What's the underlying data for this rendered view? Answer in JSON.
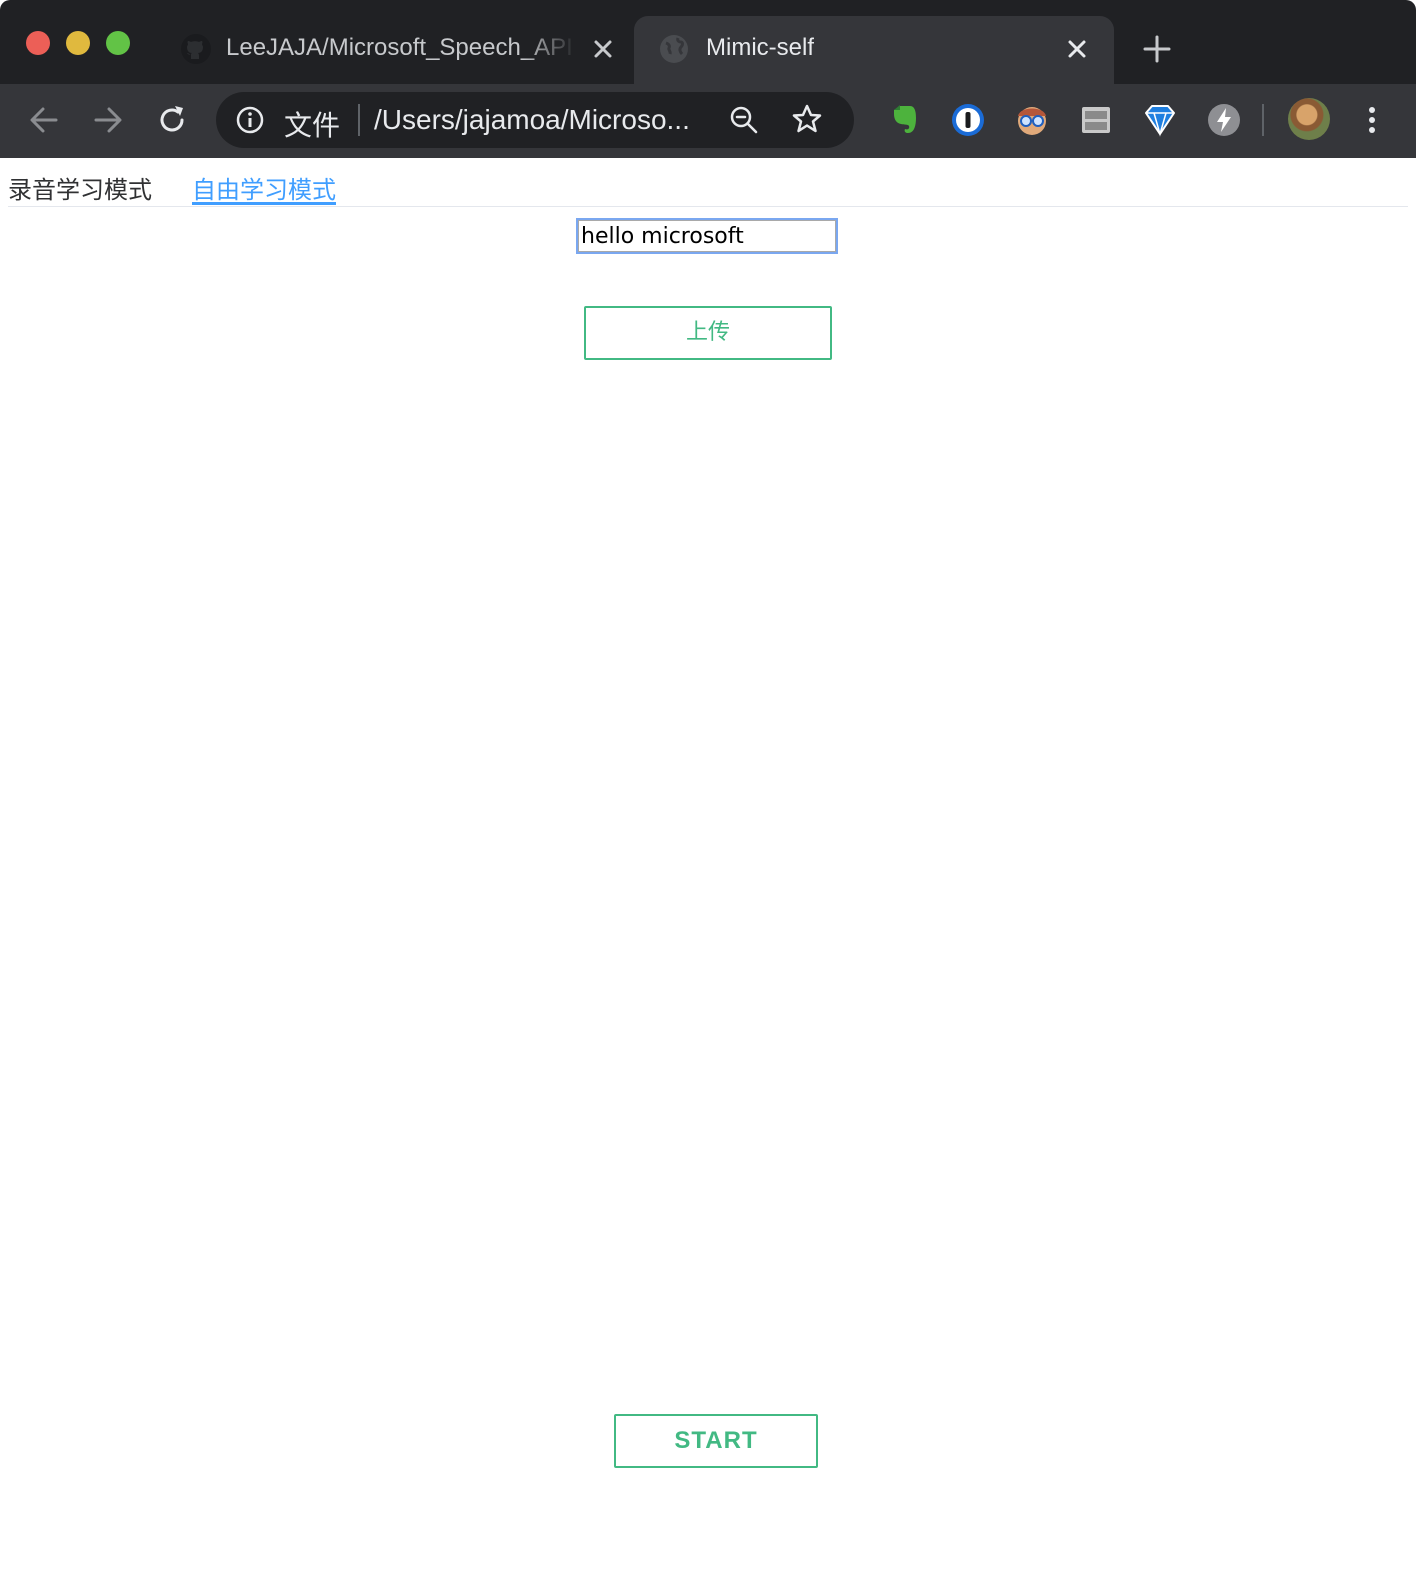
{
  "browser": {
    "tabs": [
      {
        "title": "LeeJAJA/Microsoft_Speech_API",
        "favicon": "github-icon",
        "active": false
      },
      {
        "title": "Mimic-self",
        "favicon": "globe-icon",
        "active": true
      }
    ],
    "address_bar": {
      "scheme_label": "文件",
      "url": "/Users/jajamoa/Microso..."
    },
    "extensions": [
      "evernote-icon",
      "1password-icon",
      "reader-glasses-icon",
      "stack-icon",
      "diamond-icon",
      "bolt-icon"
    ],
    "accent": "#202124"
  },
  "page": {
    "tabs": [
      {
        "label": "录音学习模式",
        "active": false
      },
      {
        "label": "自由学习模式",
        "active": true
      }
    ],
    "text_input_value": "hello microsoft",
    "upload_button": "上传",
    "start_button": "START",
    "colors": {
      "accent_green": "#42b983",
      "tab_active_blue": "#409eff"
    }
  }
}
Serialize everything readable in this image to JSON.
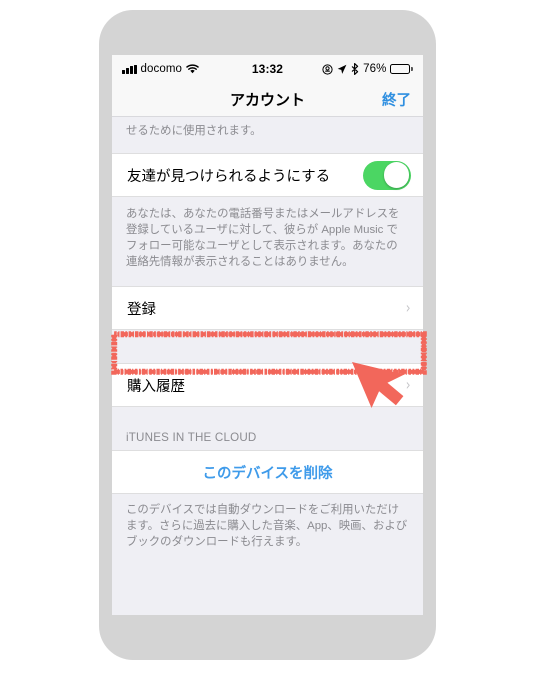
{
  "device": {
    "frame_color": "#d4d4d4",
    "screen_background": "#efeff4"
  },
  "status_bar": {
    "carrier": "docomo",
    "signal_icon": "signal-bars-icon",
    "wifi_icon": "wifi-icon",
    "time": "13:32",
    "alarm_icon": "do-not-disturb-icon",
    "location_icon": "location-arrow-icon",
    "bluetooth_icon": "bluetooth-icon",
    "battery_percent": "76%",
    "battery_level": 76,
    "battery_icon": "battery-icon"
  },
  "nav_bar": {
    "title": "アカウント",
    "done_label": "終了",
    "done_color": "#2f8fe0"
  },
  "content": {
    "top_note": "せるために使用されます。",
    "find_friends": {
      "label": "友達が見つけられるようにする",
      "toggle_on": true,
      "toggle_color": "#4bd663"
    },
    "find_friends_note": "あなたは、あなたの電話番号またはメールアドレスを登録しているユーザに対して、彼らが Apple Music でフォロー可能なユーザとして表示されます。あなたの連絡先情報が表示されることはありません。",
    "rows": [
      {
        "label": "登録",
        "chevron": "chevron-right-icon",
        "highlighted": true
      },
      {
        "label": "購入履歴",
        "chevron": "chevron-right-icon",
        "highlighted": false
      }
    ],
    "cloud_section": {
      "header": "iTUNES IN THE CLOUD",
      "delete_label": "このデバイスを削除",
      "delete_color": "#3f9bea",
      "note": "このデバイスでは自動ダウンロードをご利用いただけます。さらに過去に購入した音楽、App、映画、およびブックのダウンロードも行えます。"
    }
  },
  "annotation": {
    "highlight_color": "#f2675b",
    "cursor_color": "#f2675b",
    "cursor_icon": "mouse-pointer-icon",
    "highlight_target": "登録"
  }
}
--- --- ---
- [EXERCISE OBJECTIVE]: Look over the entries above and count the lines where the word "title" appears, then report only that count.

- [ANSWER BELOW]: 3